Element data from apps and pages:

-- -- --

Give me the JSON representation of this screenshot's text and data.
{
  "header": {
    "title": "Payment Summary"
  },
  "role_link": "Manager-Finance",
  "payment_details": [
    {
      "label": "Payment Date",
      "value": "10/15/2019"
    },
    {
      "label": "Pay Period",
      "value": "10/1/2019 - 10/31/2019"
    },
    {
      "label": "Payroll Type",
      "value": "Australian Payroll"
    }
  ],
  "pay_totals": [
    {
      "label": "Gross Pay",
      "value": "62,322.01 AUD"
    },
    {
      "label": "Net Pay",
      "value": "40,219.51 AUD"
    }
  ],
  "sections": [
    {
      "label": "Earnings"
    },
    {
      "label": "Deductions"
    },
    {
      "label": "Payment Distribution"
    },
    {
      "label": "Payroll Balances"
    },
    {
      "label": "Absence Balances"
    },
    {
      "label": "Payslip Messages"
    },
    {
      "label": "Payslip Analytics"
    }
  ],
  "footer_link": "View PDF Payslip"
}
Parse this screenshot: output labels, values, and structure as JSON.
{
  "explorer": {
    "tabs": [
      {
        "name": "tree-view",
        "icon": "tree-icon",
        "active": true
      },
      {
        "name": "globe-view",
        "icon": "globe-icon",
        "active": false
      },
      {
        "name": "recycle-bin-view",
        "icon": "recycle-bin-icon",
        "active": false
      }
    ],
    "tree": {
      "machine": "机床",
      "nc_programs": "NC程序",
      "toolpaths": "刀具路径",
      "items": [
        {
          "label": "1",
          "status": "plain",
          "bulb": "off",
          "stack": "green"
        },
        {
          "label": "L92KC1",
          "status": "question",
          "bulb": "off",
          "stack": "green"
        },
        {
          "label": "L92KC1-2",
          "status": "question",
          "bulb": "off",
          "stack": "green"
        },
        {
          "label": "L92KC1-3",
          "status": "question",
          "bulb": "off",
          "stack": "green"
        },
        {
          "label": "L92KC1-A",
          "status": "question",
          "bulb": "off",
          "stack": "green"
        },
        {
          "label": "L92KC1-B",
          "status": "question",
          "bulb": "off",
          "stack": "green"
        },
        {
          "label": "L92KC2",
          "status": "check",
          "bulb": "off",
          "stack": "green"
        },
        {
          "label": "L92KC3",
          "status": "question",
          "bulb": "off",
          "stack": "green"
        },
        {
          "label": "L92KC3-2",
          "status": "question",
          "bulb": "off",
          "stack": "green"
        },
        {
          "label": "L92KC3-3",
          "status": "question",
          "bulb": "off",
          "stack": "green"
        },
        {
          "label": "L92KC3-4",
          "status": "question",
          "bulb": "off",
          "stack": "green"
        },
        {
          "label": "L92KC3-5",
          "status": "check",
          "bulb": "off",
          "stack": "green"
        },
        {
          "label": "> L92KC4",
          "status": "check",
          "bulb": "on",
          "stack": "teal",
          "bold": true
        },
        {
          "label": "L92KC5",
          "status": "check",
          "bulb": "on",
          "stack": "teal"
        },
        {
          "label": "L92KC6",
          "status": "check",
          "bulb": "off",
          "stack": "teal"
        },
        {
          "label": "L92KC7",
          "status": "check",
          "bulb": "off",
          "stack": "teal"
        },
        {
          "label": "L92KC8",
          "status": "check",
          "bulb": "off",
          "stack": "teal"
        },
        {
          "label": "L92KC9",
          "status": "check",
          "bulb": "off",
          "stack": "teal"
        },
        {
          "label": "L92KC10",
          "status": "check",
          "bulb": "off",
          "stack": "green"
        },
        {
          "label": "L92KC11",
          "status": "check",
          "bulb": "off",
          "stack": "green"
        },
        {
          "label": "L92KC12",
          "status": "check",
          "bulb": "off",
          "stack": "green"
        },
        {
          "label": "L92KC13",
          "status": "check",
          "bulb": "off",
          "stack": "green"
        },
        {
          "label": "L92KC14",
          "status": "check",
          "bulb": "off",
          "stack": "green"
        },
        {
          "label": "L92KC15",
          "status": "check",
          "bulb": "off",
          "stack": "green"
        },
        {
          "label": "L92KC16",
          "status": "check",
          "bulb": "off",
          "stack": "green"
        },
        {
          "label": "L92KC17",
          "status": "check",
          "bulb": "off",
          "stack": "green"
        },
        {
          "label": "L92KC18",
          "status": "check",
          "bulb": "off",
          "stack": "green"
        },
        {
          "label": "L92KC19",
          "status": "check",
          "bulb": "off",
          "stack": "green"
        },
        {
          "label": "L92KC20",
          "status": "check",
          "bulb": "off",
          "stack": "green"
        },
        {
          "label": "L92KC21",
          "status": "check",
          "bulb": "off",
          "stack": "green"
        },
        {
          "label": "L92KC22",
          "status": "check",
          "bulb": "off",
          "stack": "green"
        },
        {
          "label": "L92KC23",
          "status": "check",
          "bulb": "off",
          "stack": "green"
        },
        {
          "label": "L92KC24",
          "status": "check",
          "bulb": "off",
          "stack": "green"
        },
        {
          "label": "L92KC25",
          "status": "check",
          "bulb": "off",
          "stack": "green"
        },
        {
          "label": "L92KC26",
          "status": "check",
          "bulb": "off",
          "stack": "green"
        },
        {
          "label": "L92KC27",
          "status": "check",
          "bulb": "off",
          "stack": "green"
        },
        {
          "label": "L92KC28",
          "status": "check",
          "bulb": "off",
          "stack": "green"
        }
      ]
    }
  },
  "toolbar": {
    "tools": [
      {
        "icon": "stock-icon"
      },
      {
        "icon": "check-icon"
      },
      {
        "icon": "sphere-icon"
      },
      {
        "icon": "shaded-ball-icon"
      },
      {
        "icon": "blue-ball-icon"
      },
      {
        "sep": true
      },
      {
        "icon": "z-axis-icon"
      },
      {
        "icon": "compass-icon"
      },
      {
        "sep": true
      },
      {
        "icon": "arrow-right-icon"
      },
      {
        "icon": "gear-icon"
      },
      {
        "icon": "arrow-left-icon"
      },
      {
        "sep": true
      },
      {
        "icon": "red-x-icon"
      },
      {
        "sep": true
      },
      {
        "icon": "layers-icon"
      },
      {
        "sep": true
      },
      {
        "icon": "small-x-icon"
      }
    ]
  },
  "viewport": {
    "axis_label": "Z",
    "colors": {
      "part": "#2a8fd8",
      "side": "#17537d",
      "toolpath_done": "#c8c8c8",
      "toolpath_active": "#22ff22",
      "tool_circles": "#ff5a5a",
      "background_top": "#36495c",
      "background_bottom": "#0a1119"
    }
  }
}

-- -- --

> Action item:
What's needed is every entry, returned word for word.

> Written answer:
Give me the JSON representation of this screenshot's text and data.
{
  "header": {
    "title": "Payment Summary"
  },
  "role_link": "Manager-Finance",
  "payment_details": [
    {
      "label": "Payment Date",
      "value": "10/15/2019"
    },
    {
      "label": "Pay Period",
      "value": "10/1/2019 - 10/31/2019"
    },
    {
      "label": "Payroll Type",
      "value": "Australian Payroll"
    }
  ],
  "pay_totals": [
    {
      "label": "Gross Pay",
      "value": "62,322.01 AUD"
    },
    {
      "label": "Net Pay",
      "value": "40,219.51 AUD"
    }
  ],
  "sections": [
    {
      "label": "Earnings"
    },
    {
      "label": "Deductions"
    },
    {
      "label": "Payment Distribution"
    },
    {
      "label": "Payroll Balances"
    },
    {
      "label": "Absence Balances"
    },
    {
      "label": "Payslip Messages"
    },
    {
      "label": "Payslip Analytics"
    }
  ],
  "footer_link": "View PDF Payslip"
}
Parse this screenshot: output labels, values, and structure as JSON.
{
  "explorer": {
    "tabs": [
      {
        "name": "tree-view",
        "icon": "tree-icon",
        "active": true
      },
      {
        "name": "globe-view",
        "icon": "globe-icon",
        "active": false
      },
      {
        "name": "recycle-bin-view",
        "icon": "recycle-bin-icon",
        "active": false
      }
    ],
    "tree": {
      "machine": "机床",
      "nc_programs": "NC程序",
      "toolpaths": "刀具路径",
      "items": [
        {
          "label": "1",
          "status": "plain",
          "bulb": "off",
          "stack": "green"
        },
        {
          "label": "L92KC1",
          "status": "question",
          "bulb": "off",
          "stack": "green"
        },
        {
          "label": "L92KC1-2",
          "status": "question",
          "bulb": "off",
          "stack": "green"
        },
        {
          "label": "L92KC1-3",
          "status": "question",
          "bulb": "off",
          "stack": "green"
        },
        {
          "label": "L92KC1-A",
          "status": "question",
          "bulb": "off",
          "stack": "green"
        },
        {
          "label": "L92KC1-B",
          "status": "question",
          "bulb": "off",
          "stack": "green"
        },
        {
          "label": "L92KC2",
          "status": "check",
          "bulb": "off",
          "stack": "green"
        },
        {
          "label": "L92KC3",
          "status": "question",
          "bulb": "off",
          "stack": "green"
        },
        {
          "label": "L92KC3-2",
          "status": "question",
          "bulb": "off",
          "stack": "green"
        },
        {
          "label": "L92KC3-3",
          "status": "question",
          "bulb": "off",
          "stack": "green"
        },
        {
          "label": "L92KC3-4",
          "status": "question",
          "bulb": "off",
          "stack": "green"
        },
        {
          "label": "L92KC3-5",
          "status": "check",
          "bulb": "off",
          "stack": "green"
        },
        {
          "label": "> L92KC4",
          "status": "check",
          "bulb": "on",
          "stack": "teal",
          "bold": true
        },
        {
          "label": "L92KC5",
          "status": "check",
          "bulb": "on",
          "stack": "teal"
        },
        {
          "label": "L92KC6",
          "status": "check",
          "bulb": "off",
          "stack": "teal"
        },
        {
          "label": "L92KC7",
          "status": "check",
          "bulb": "off",
          "stack": "teal"
        },
        {
          "label": "L92KC8",
          "status": "check",
          "bulb": "off",
          "stack": "teal"
        },
        {
          "label": "L92KC9",
          "status": "check",
          "bulb": "off",
          "stack": "teal"
        },
        {
          "label": "L92KC10",
          "status": "check",
          "bulb": "off",
          "stack": "green"
        },
        {
          "label": "L92KC11",
          "status": "check",
          "bulb": "off",
          "stack": "green"
        },
        {
          "label": "L92KC12",
          "status": "check",
          "bulb": "off",
          "stack": "green"
        },
        {
          "label": "L92KC13",
          "status": "check",
          "bulb": "off",
          "stack": "green"
        },
        {
          "label": "L92KC14",
          "status": "check",
          "bulb": "off",
          "stack": "green"
        },
        {
          "label": "L92KC15",
          "status": "check",
          "bulb": "off",
          "stack": "green"
        },
        {
          "label": "L92KC16",
          "status": "check",
          "bulb": "off",
          "stack": "green"
        },
        {
          "label": "L92KC17",
          "status": "check",
          "bulb": "off",
          "stack": "green"
        },
        {
          "label": "L92KC18",
          "status": "check",
          "bulb": "off",
          "stack": "green"
        },
        {
          "label": "L92KC19",
          "status": "check",
          "bulb": "off",
          "stack": "green"
        },
        {
          "label": "L92KC20",
          "status": "check",
          "bulb": "off",
          "stack": "green"
        },
        {
          "label": "L92KC21",
          "status": "check",
          "bulb": "off",
          "stack": "green"
        },
        {
          "label": "L92KC22",
          "status": "check",
          "bulb": "off",
          "stack": "green"
        },
        {
          "label": "L92KC23",
          "status": "check",
          "bulb": "off",
          "stack": "green"
        },
        {
          "label": "L92KC24",
          "status": "check",
          "bulb": "off",
          "stack": "green"
        },
        {
          "label": "L92KC25",
          "status": "check",
          "bulb": "off",
          "stack": "green"
        },
        {
          "label": "L92KC26",
          "status": "check",
          "bulb": "off",
          "stack": "green"
        },
        {
          "label": "L92KC27",
          "status": "check",
          "bulb": "off",
          "stack": "green"
        },
        {
          "label": "L92KC28",
          "status": "check",
          "bulb": "off",
          "stack": "green"
        }
      ]
    }
  },
  "toolbar": {
    "tools": [
      {
        "icon": "stock-icon"
      },
      {
        "icon": "check-icon"
      },
      {
        "icon": "sphere-icon"
      },
      {
        "icon": "shaded-ball-icon"
      },
      {
        "icon": "blue-ball-icon"
      },
      {
        "sep": true
      },
      {
        "icon": "z-axis-icon"
      },
      {
        "icon": "compass-icon"
      },
      {
        "sep": true
      },
      {
        "icon": "arrow-right-icon"
      },
      {
        "icon": "gear-icon"
      },
      {
        "icon": "arrow-left-icon"
      },
      {
        "sep": true
      },
      {
        "icon": "red-x-icon"
      },
      {
        "sep": true
      },
      {
        "icon": "layers-icon"
      },
      {
        "sep": true
      },
      {
        "icon": "small-x-icon"
      }
    ]
  },
  "viewport": {
    "axis_label": "Z",
    "colors": {
      "part": "#2a8fd8",
      "side": "#17537d",
      "toolpath_done": "#c8c8c8",
      "toolpath_active": "#22ff22",
      "tool_circles": "#ff5a5a",
      "background_top": "#36495c",
      "background_bottom": "#0a1119"
    }
  }
}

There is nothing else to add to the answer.